In her sixth term the Charlotte Democrat, 68, co-chairs the House Ethics Committee. Her most memorable moment of 2012 was an unintended one. She hit the wrong button and voted to override Gov. Bev Perdue’s veto of “fracking” legislation. House leaders refused to let her change the inadvertent – and ultimately deciding – vote.
Sen. Dan Clodfelter, D
In his eighth term at 62, the former Rhodes Scholar is one of the delegation’s senior members. The Charlotte lawyer (whose firm employed now-Gov. Pat McCrory) co-chaired the Finance Committee for years and had a hand in most major legislation. Like other Democrats, he lost influence after Republicans won control in 2011.
Rep. Tricia Cotham, D
She joined the legislature at 28 when she was chosen to replace disgraced former Speaker Jim Black. Now 34, the former educator is a vice chairwoman of the House Education Committee. Married to former state Democratic Chairman Jerry Meek, she’s the daughter of Mecklenburg County commissioners chairwoman Pat Cotham.
Rep. Beverly Earle, D
The retired phone company employee with a passion for Harley-Davidsons is Mecklenburg County’s longest-serving legislator. At 69, she’s starting her 10th term. She was a leader on health and aging issues when Democrats controlled the House. Normally shying from attention, she ran for Charlotte mayor in 2007, losing to Republican incumbent Pat McCrory.
Sen. Malcolm Graham, D
The new chairman of the county delegation is a five-term senator who turned 50 this month. A former Charlotte City Council member, he’s a special assistant to the president of his alma mater, Johnson C. Smith University.
Rep. Rodney Moore, D
Starting his second term, the 49-year-old small-business consultant generally votes with his party. But he broke last June as one of only two Democrats – with Mecklenburg’s Kelly Alexander Jr. – to support so-called fracking for natural gas extraction. In October, he joined a handful of lawmakers on a tour of fracking operations in Texas.
Rep. Rob Bryan, R
The 41-year-old former Mecklenburg County GOP chairman is a Charlotte lawyer who served in Teach for America. He ousted incumbent Democrat Martha Alexander in a redrawn district that runs south from Dilworth and Myers Park to Interstate 485.
Rep. Carla Cunningham, D
With no primary or general election opposition, she was the only member to essentially win office the day she filed. A 51-year-old native of Wadesboro, she’s a registered nurse and widow of former longtime Rep. Pete Cunningham, whom she considers a political mentor.
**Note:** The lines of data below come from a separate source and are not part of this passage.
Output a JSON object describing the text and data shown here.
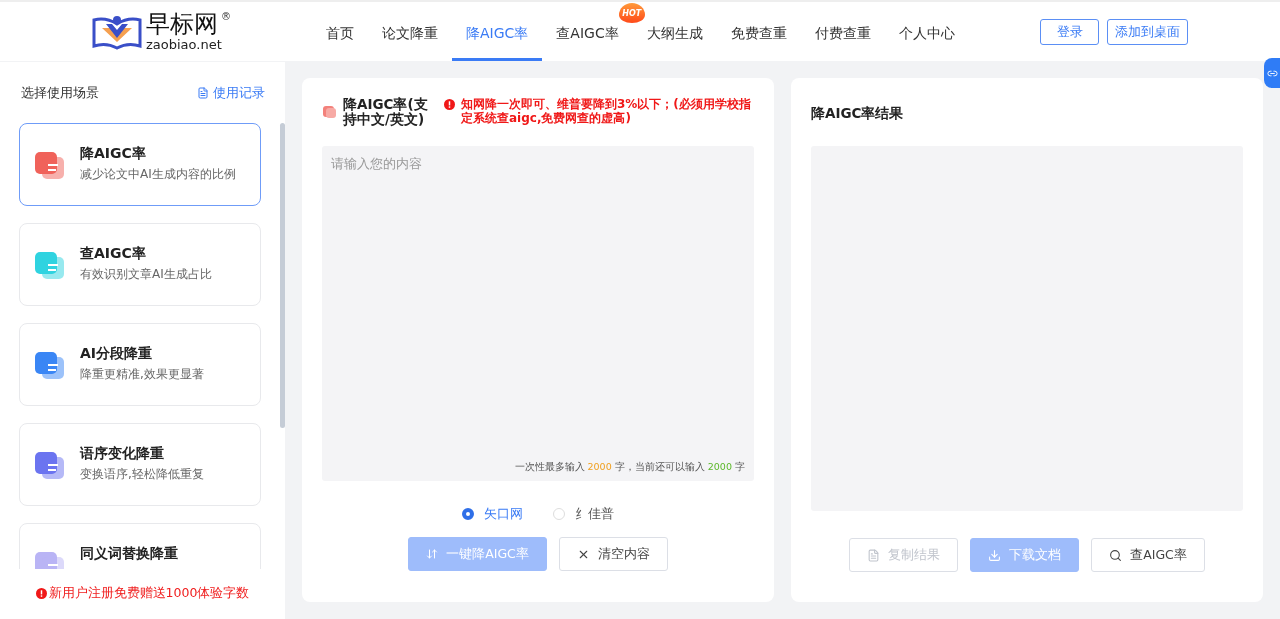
{
  "logo": {
    "name": "早标网",
    "mark": "®",
    "domain": "zaobiao.net"
  },
  "nav": [
    {
      "label": "首页",
      "selected": false,
      "hot": false
    },
    {
      "label": "论文降重",
      "selected": false,
      "hot": false
    },
    {
      "label": "降AIGC率",
      "selected": true,
      "hot": false
    },
    {
      "label": "查AIGC率",
      "selected": false,
      "hot": true,
      "badge": "HOT"
    },
    {
      "label": "大纲生成",
      "selected": false,
      "hot": false
    },
    {
      "label": "免费查重",
      "selected": false,
      "hot": false
    },
    {
      "label": "付费查重",
      "selected": false,
      "hot": false
    },
    {
      "label": "个人中心",
      "selected": false,
      "hot": false
    }
  ],
  "header_buttons": [
    "登录",
    "添加到桌面"
  ],
  "sidebar": {
    "title": "选择使用场景",
    "history_link": "使用记录",
    "items": [
      {
        "title": "降AIGC率",
        "subtitle": "减少论文中AI生成内容的比例",
        "selected": true,
        "color": "#f0625a"
      },
      {
        "title": "查AIGC率",
        "subtitle": "有效识别文章AI生成占比",
        "selected": false,
        "color": "#2fd3e0"
      },
      {
        "title": "AI分段降重",
        "subtitle": "降重更精准,效果更显著",
        "selected": false,
        "color": "#3a86f5"
      },
      {
        "title": "语序变化降重",
        "subtitle": "变换语序,轻松降低重复",
        "selected": false,
        "color": "#6b74f0"
      },
      {
        "title": "同义词替换降重",
        "selected": false,
        "color": "#b9b4f5"
      }
    ],
    "notice": "新用户注册免费赠送1000体验字数"
  },
  "editor": {
    "title": "降AIGC率(支持中文/英文)",
    "warning": "知网降一次即可、维普要降到3%以下；(必须用学校指定系统查aigc,免费网查的虚高)",
    "placeholder": "请输入您的内容",
    "counter": {
      "prefix": "一次性最多输入",
      "max": "2000",
      "middle": "字，当前还可以输入",
      "remaining": "2000",
      "suffix": "字"
    },
    "platforms": [
      {
        "label": "矢口网",
        "selected": true
      },
      {
        "label": "纟佳普",
        "selected": false
      }
    ],
    "buttons": [
      {
        "label": "一键降AIGC率",
        "kind": "primary",
        "disabled": true
      },
      {
        "label": "清空内容",
        "kind": "clear",
        "disabled": false
      }
    ]
  },
  "result": {
    "title": "降AIGC率结果",
    "buttons": [
      {
        "label": "复制结果",
        "kind": "copy",
        "disabled": true
      },
      {
        "label": "下载文档",
        "kind": "download",
        "disabled": true
      },
      {
        "label": "查AIGC率",
        "kind": "check",
        "disabled": false
      }
    ]
  }
}
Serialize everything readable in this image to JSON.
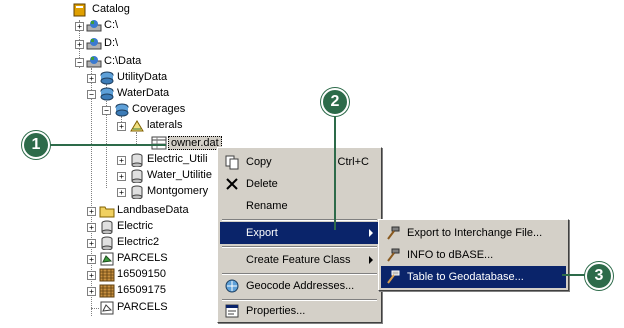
{
  "tree": {
    "catalog": "Catalog",
    "c_drive": "C:\\",
    "d_drive": "D:\\",
    "c_data": "C:\\Data",
    "utility_data": "UtilityData",
    "water_data": "WaterData",
    "coverages": "Coverages",
    "laterals": "laterals",
    "owner_dat": "owner.dat",
    "electric_util": "Electric_Utili",
    "water_util": "Water_Utilitie",
    "montgomery": "Montgomery",
    "landbase_data": "LandbaseData",
    "electric": "Electric",
    "electric2": "Electric2",
    "parcels_upper": "PARCELS",
    "n16509150": "16509150",
    "n16509175": "16509175",
    "parcels_lower": "PARCELS"
  },
  "context_menu": {
    "copy": "Copy",
    "copy_shortcut": "Ctrl+C",
    "delete": "Delete",
    "rename": "Rename",
    "export": "Export",
    "create_feature_class": "Create Feature Class",
    "geocode_addresses": "Geocode Addresses...",
    "properties": "Properties..."
  },
  "export_submenu": {
    "interchange": "Export to Interchange File...",
    "info_dbase": "INFO to dBASE...",
    "table_geodatabase": "Table to Geodatabase..."
  },
  "callouts": {
    "one": "1",
    "two": "2",
    "three": "3"
  },
  "colors": {
    "callout": "#2d6b4a",
    "menu_bg": "#d4d0c8",
    "highlight": "#0a246a"
  }
}
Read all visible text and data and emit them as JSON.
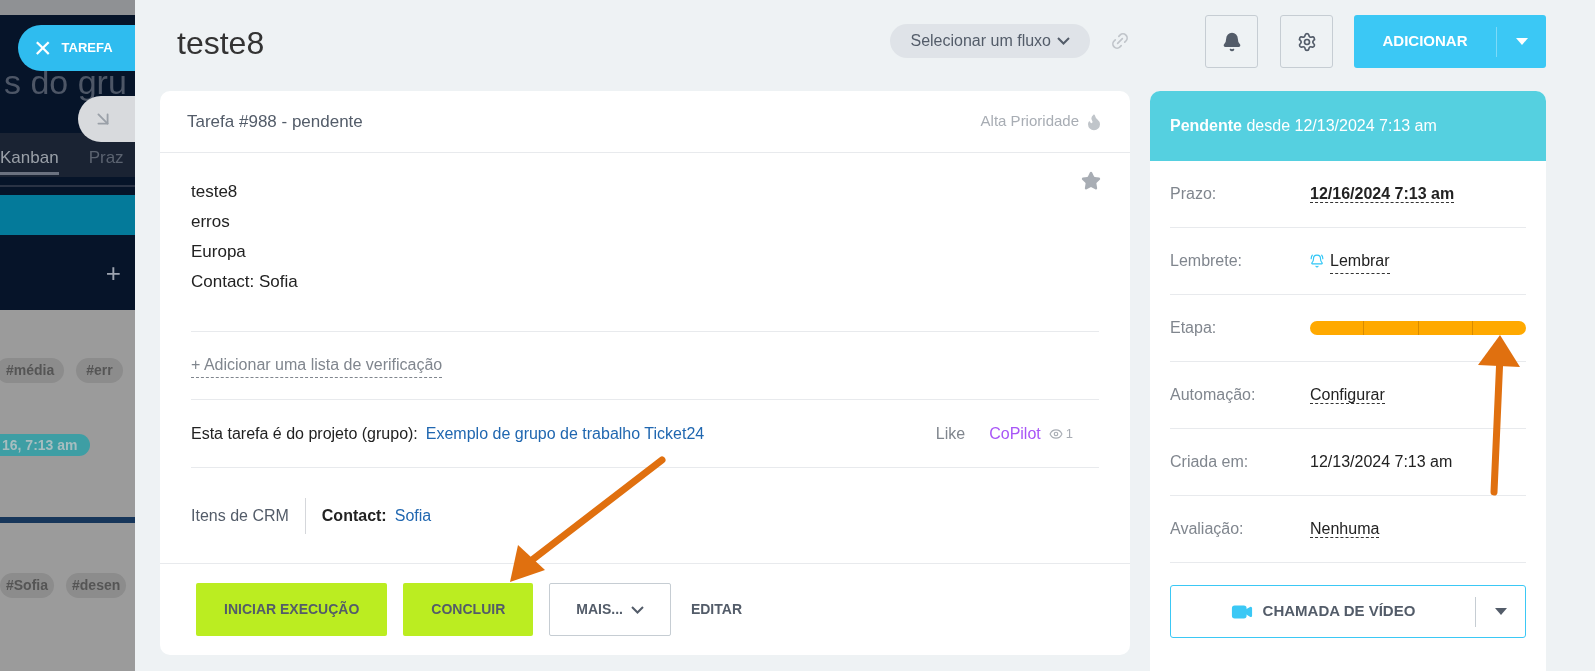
{
  "background": {
    "heading": "s do gru",
    "tabs": [
      {
        "label": "Kanban",
        "selected": true
      },
      {
        "label": "Praz",
        "selected": false
      }
    ],
    "plus": "+",
    "tags_1": [
      "#média",
      "#err"
    ],
    "date_pill": "16, 7:13 am",
    "tags_2": [
      "#Sofia",
      "#desen"
    ]
  },
  "close_button": {
    "icon": "×",
    "label": "TAREFA"
  },
  "task_title": "teste8",
  "flow_select": {
    "label": "Selecionar um fluxo"
  },
  "add_button": {
    "label": "ADICIONAR"
  },
  "task_card": {
    "header": "Tarefa #988 - pendente",
    "priority": "Alta Prioridade",
    "starred": false,
    "description": [
      "teste8",
      "erros",
      "Europa",
      "Contact: Sofia"
    ],
    "checklist_link": "+ Adicionar uma lista de verificação",
    "project_label": "Esta tarefa é do projeto (grupo):",
    "project_link": "Exemplo de grupo de trabalho Ticket24",
    "like": "Like",
    "copilot": "CoPilot",
    "views": "1",
    "crm_label": "Itens de CRM",
    "crm_contact_label": "Contact:",
    "crm_contact": "Sofia",
    "buttons": [
      {
        "label": "INICIAR EXECUÇÃO",
        "kind": "primary"
      },
      {
        "label": "CONCLUIR",
        "kind": "primary"
      },
      {
        "label": "MAIS...",
        "kind": "dropdown"
      },
      {
        "label": "EDITAR",
        "kind": "link"
      }
    ]
  },
  "status_panel": {
    "status": "Pendente",
    "since": "desde 12/13/2024 7:13 am",
    "fields": [
      {
        "label": "Prazo:",
        "value": "12/16/2024 7:13 am",
        "kind": "deadline"
      },
      {
        "label": "Lembrete:",
        "value": "Lembrar",
        "kind": "reminder"
      },
      {
        "label": "Etapa:",
        "kind": "stages",
        "segments": [
          {
            "done": true
          },
          {
            "done": true
          },
          {
            "done": true
          },
          {
            "done": true
          }
        ]
      },
      {
        "label": "Automação:",
        "value": "Configurar",
        "kind": "link"
      },
      {
        "label": "Criada em:",
        "value": "12/13/2024 7:13 am",
        "kind": "text"
      },
      {
        "label": "Avaliação:",
        "value": "Nenhuma",
        "kind": "link"
      }
    ],
    "video_button": {
      "label": "CHAMADA DE VÍDEO"
    }
  }
}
Sen. Joel Ford, D
The 44-year-old technology consultant is a former Mecklenburg County Democratic Party chairman who also chaired the Charlotte Housing Authority. As a regular guest on “Flashpoint,” a Sunday talk show on WCNC-TV, he was a frequent foil of another guest, Republican – now governor – Pat McCrory.
Rep. Charles Jeter, R
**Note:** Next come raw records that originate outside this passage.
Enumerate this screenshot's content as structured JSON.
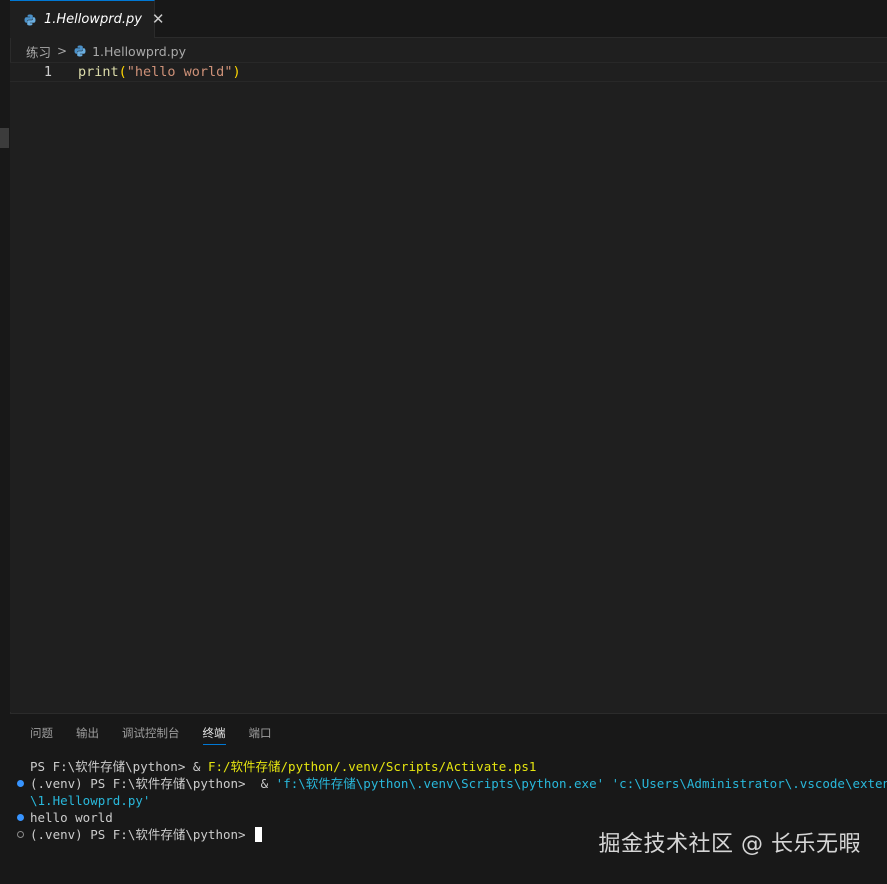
{
  "tab": {
    "label": "1.Hellowprd.py",
    "close": "✕"
  },
  "breadcrumb": {
    "folder": "练习",
    "separator": ">",
    "file": "1.Hellowprd.py"
  },
  "editor": {
    "line_number": "1",
    "code": {
      "fn": "print",
      "open": "(",
      "str": "\"hello world\"",
      "close": ")"
    }
  },
  "panel": {
    "tabs": [
      "问题",
      "输出",
      "调试控制台",
      "终端",
      "端口"
    ],
    "active_tab": "终端"
  },
  "terminal": {
    "line1": {
      "prompt": "PS F:\\软件存储\\python> & ",
      "path": "F:/软件存储/python/.venv/Scripts/Activate.ps1"
    },
    "line2": {
      "prompt": "(.venv) PS F:\\软件存储\\python>  & ",
      "cmd": "'f:\\软件存储\\python\\.venv\\Scripts\\python.exe' 'c:\\Users\\Administrator\\.vscode\\extensions\\"
    },
    "line3": {
      "cmd": "\\1.Hellowprd.py'"
    },
    "line4": {
      "text": "hello world"
    },
    "line5": {
      "prompt": "(.venv) PS F:\\软件存储\\python> "
    }
  },
  "watermark": "掘金技术社区 @ 长乐无暇",
  "colors": {
    "accent": "#0078d4",
    "python_icon": "#4a90c8",
    "fn": "#dcdcaa",
    "paren": "#ffd700",
    "string": "#ce9178",
    "terminal_yellow": "#e5e510",
    "terminal_cyan": "#29b8db"
  }
}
He’s a former seven-year Huntersville town commissioner who won election in a brand new House district that runs from Huntersville to Lake Wylie. Until last year, he played drums in a rock-’n’-roll band he joined in 1997 called Green Vegas. At 39, he prides himself on working across the aisle.
Rep. Jacqueline Schaffer, R
A newcomer from southeast Charlotte, she won her seat by winning the primary in her heavily Republican district and ran unopposed in the fall. A 31-year-old lawyer, she’s counsel to her family-run executive search firm. She has worked with conservative policy groups, including “Alliance Defending Freedom,” a group that advocates for religious liberty and traditional values.
Sen. Jeff Tarte, R
He’s a former mayor of Cornelius. Like House Speaker Thom Tillis, he got his start on the Cornelius parks board. He ran three times for mayor, twice unopposed. He won a tough GOP primary to become the first senator from a new district that stretches from Iredell County to southeast Mecklenburg County. A health care consultant, he’s 56.